The Phillies lost seven of their 10 games to the Marlins this season. They went 9-10 against Miami last season when the Marlins lost 105 games. The Phillies were the only division team last season to not have a winning record against the Marlins, and their struggles against them helped keep the Phillies from October play.

Now the Marlins are trying to put themselves into October by cleaning up against the Phillies.

“They kind of put it to us the last couple games and they’ve done that the last couple years to be honest,” said Realmuto, a former Marlin. “I don’t know what it is, but before we play them next year or play them in the playoffs, we better figure it out.”

The Phillies, in each of the last two seasons, faded in September and missed out on October. So they replaced manager Gabe Kapler with Girardi and believed they had updated their roster enough to avoid another dismal finish.

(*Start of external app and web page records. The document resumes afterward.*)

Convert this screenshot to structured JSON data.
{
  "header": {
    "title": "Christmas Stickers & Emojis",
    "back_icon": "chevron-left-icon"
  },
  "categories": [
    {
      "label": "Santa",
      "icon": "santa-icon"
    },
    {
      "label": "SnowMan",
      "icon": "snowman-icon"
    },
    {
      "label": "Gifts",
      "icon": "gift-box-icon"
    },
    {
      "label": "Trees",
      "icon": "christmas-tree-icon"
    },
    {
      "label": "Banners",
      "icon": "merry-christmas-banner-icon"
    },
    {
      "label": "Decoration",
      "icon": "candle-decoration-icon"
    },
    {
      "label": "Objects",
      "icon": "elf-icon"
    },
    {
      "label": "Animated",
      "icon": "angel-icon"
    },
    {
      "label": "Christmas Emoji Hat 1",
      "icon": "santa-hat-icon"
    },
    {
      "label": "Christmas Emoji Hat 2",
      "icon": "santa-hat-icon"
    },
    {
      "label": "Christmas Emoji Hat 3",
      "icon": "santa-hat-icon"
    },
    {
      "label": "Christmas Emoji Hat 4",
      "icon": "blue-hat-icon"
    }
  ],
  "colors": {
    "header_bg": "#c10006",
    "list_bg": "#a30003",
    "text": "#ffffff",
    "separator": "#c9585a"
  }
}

But this September is starting to feel like Septembers of the past.

Zack Wheeler, December’s upgrade to the starting rotation, is out until at least later this week after ripping a fingernail on his jeans. Right-hander Spencer Howard and Hoskins are on the injured list and could miss the rest of the season. Realmuto is unsure when he’ll be back.

Vince Velasquez started Monday and allowed four runs on seven hits before being replaced in the fourth inning. He’ll likely stay in the rotation with Howard out. Relief pitcher David Phelps, the team’s key acquisition before the trade deadline, gave up a pair of solo homers and has allowed runs in five straight appearances.

General manager Matt Klentak added four relievers last month, but the Phillies still have the worst bullpen in baseball. And their lineup does not have much punch without Realmuto and Hoskins.

For the third straight season, it could be a long September for the Phillies. And it was a long five days in Miami.

“As a team, we’ll come together, we’re definitely going to pull through, for sure,” Velasquez said. “Despite all the news with Rhys and J.T., having those guys out of the lineup had a big effect on us. Those are the guys who set the tone, pretty much cash in some runs for us. As a team, if we come together, we’ll do some damage like we’ve done all year. The season is coming to an end here. We know what we have to do for this homestand and once we go back on the road. All we can do is just hope and continue grinding it out until the end of this.”